## GIVEN RECORDS
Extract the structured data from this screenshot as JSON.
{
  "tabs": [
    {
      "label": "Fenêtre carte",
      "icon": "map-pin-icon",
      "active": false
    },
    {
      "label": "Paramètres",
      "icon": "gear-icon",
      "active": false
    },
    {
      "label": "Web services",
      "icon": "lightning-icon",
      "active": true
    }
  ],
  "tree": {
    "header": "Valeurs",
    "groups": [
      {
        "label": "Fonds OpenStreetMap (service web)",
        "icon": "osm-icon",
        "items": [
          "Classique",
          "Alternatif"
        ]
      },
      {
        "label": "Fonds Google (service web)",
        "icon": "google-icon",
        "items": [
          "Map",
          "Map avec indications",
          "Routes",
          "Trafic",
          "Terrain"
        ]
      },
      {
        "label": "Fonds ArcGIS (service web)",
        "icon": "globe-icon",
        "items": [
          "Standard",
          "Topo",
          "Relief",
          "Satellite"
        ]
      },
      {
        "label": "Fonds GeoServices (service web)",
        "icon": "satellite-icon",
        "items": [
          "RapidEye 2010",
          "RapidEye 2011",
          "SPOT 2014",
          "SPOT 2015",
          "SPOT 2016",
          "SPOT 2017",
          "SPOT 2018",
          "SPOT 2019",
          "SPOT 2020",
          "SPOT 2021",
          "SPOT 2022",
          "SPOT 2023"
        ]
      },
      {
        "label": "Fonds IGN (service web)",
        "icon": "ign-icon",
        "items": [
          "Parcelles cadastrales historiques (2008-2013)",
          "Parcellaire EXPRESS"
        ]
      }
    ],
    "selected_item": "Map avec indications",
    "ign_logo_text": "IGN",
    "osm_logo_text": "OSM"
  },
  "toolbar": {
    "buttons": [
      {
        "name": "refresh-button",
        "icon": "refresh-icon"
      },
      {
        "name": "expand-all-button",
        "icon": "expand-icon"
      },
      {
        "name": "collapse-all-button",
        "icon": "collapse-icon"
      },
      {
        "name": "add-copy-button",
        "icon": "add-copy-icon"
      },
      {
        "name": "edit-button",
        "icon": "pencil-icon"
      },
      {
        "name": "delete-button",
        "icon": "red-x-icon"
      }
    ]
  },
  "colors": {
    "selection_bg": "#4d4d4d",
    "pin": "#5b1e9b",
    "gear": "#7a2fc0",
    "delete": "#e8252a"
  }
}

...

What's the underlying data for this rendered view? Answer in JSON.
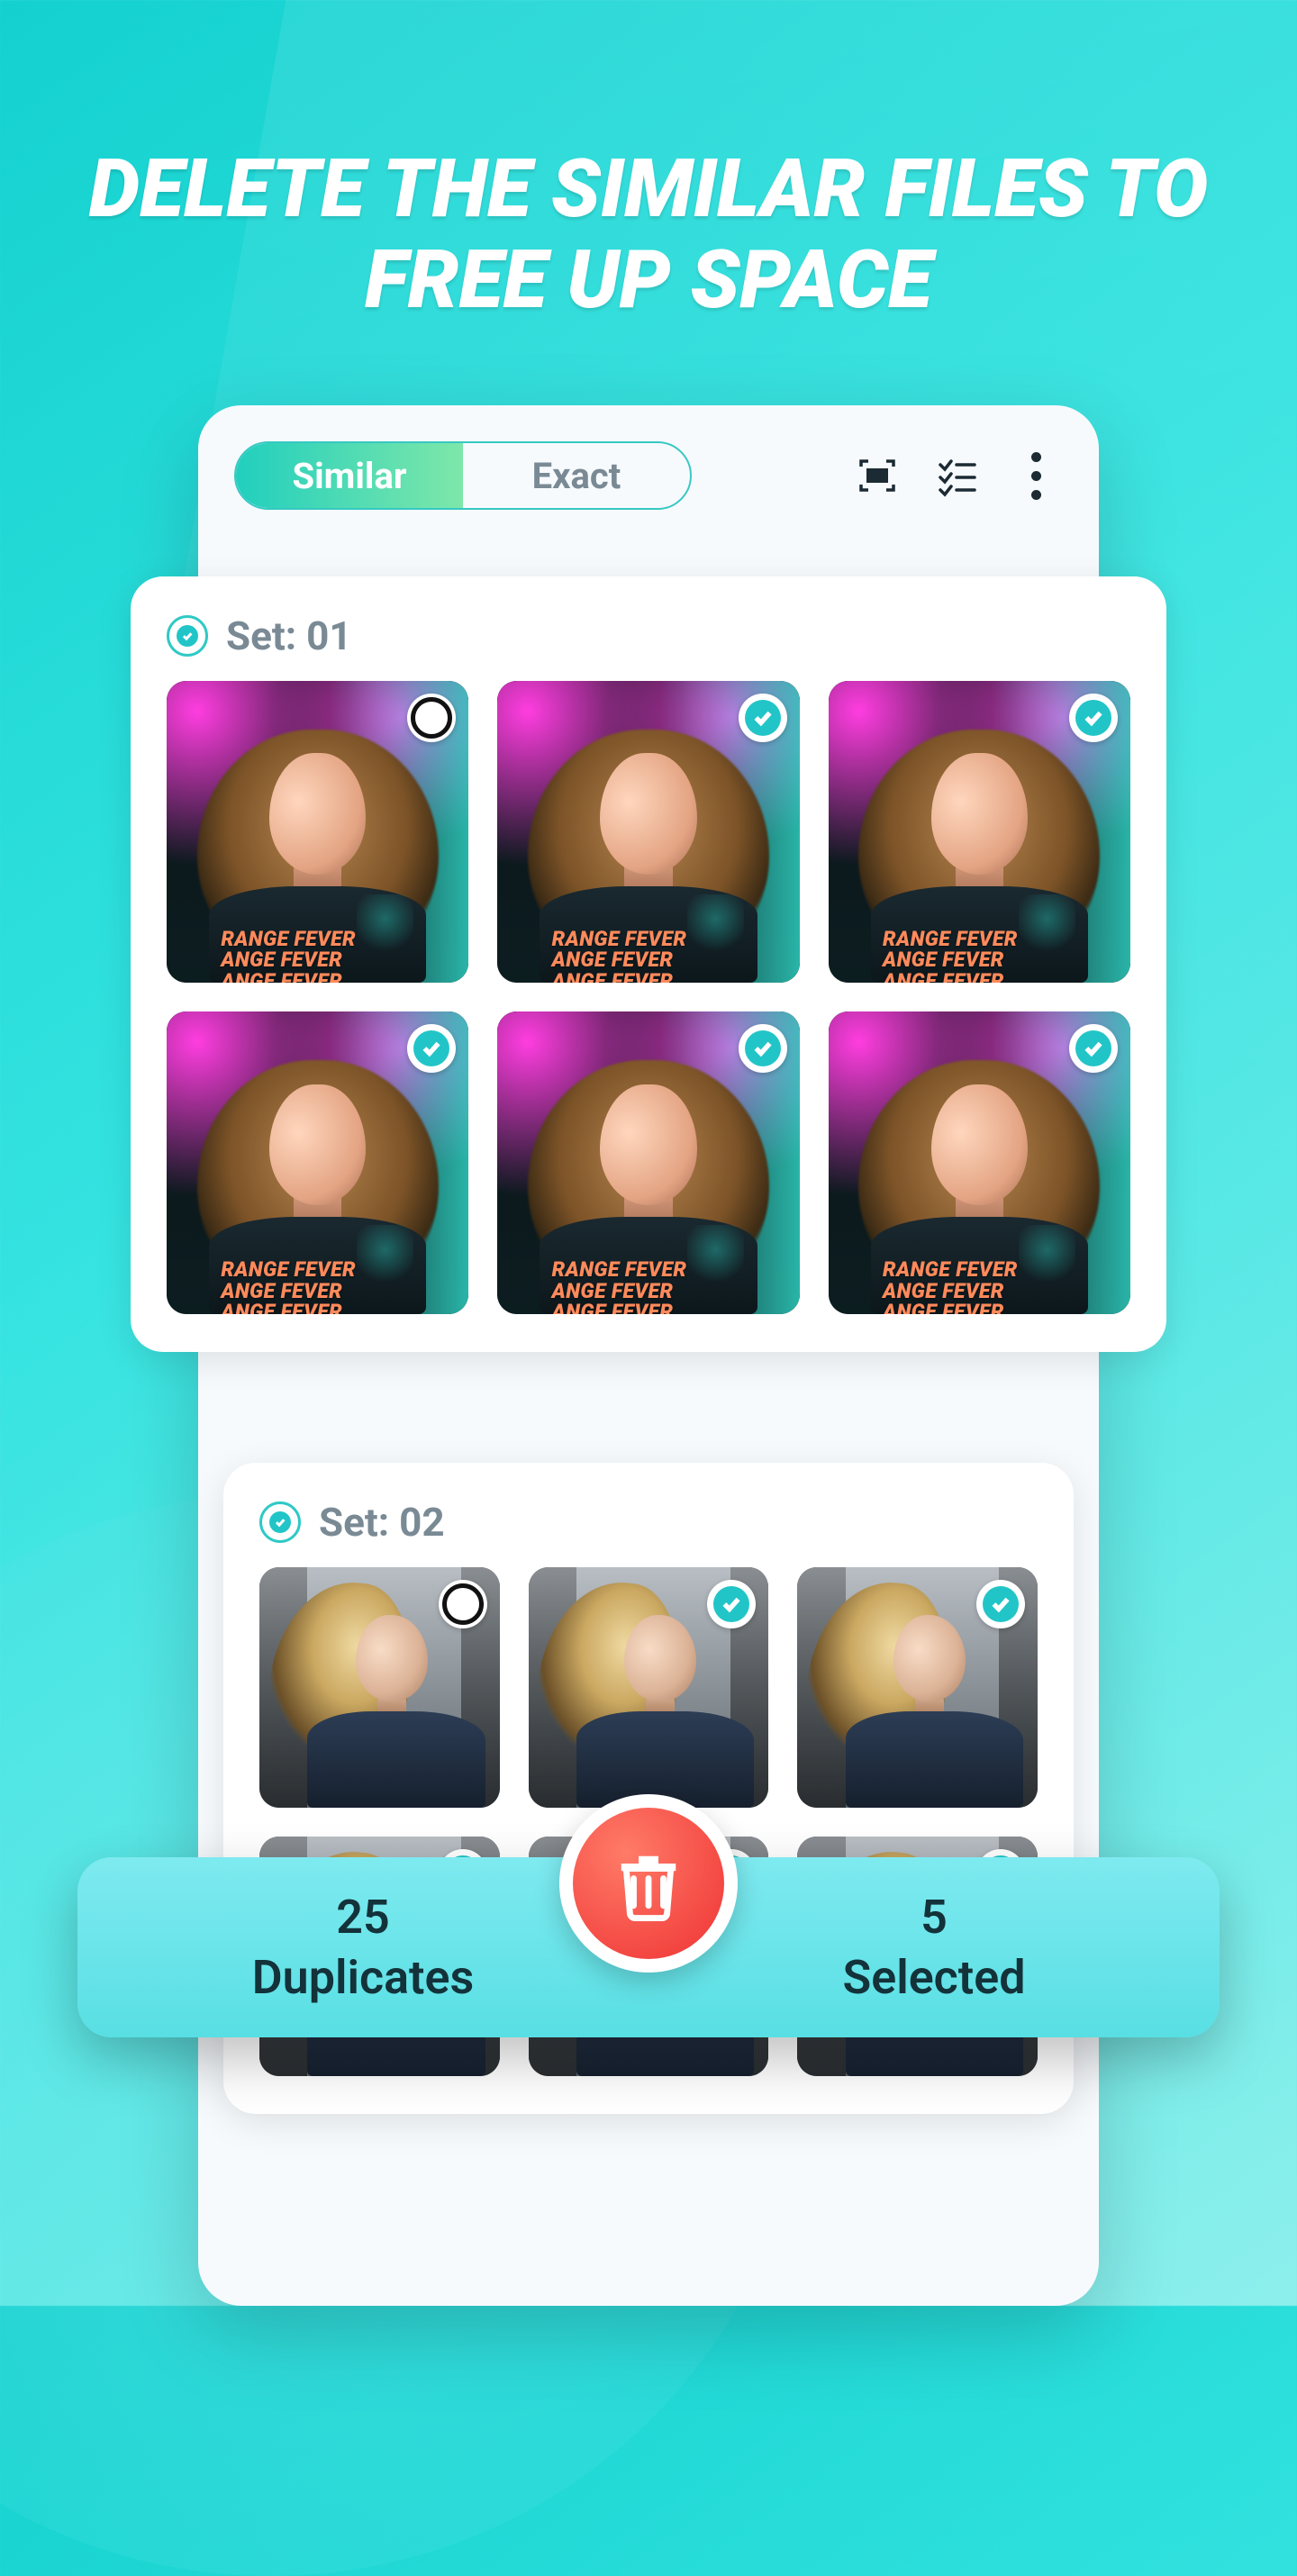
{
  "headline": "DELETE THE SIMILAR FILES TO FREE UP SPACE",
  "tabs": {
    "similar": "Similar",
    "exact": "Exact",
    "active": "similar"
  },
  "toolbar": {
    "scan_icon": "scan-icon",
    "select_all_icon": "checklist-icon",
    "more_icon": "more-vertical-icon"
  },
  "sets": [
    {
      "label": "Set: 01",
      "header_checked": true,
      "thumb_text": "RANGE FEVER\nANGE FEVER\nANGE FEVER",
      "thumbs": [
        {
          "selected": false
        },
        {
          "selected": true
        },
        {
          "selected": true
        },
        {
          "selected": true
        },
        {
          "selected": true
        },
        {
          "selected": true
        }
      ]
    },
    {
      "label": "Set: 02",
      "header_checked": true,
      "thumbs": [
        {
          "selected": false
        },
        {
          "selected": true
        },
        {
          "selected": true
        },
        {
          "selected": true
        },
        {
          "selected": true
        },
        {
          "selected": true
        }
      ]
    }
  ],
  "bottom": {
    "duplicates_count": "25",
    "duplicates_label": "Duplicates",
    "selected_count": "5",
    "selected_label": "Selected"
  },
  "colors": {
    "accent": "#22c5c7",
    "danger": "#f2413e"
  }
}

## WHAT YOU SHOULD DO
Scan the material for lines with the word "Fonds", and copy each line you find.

## WRITTEN ANSWER
        "label": "Fonds OpenStreetMap (service web)",
        "label": "Fonds Google (service web)",
        "label": "Fonds ArcGIS (service web)",
        "label": "Fonds GeoServices (service web)",
        "label": "Fonds IGN (service web)",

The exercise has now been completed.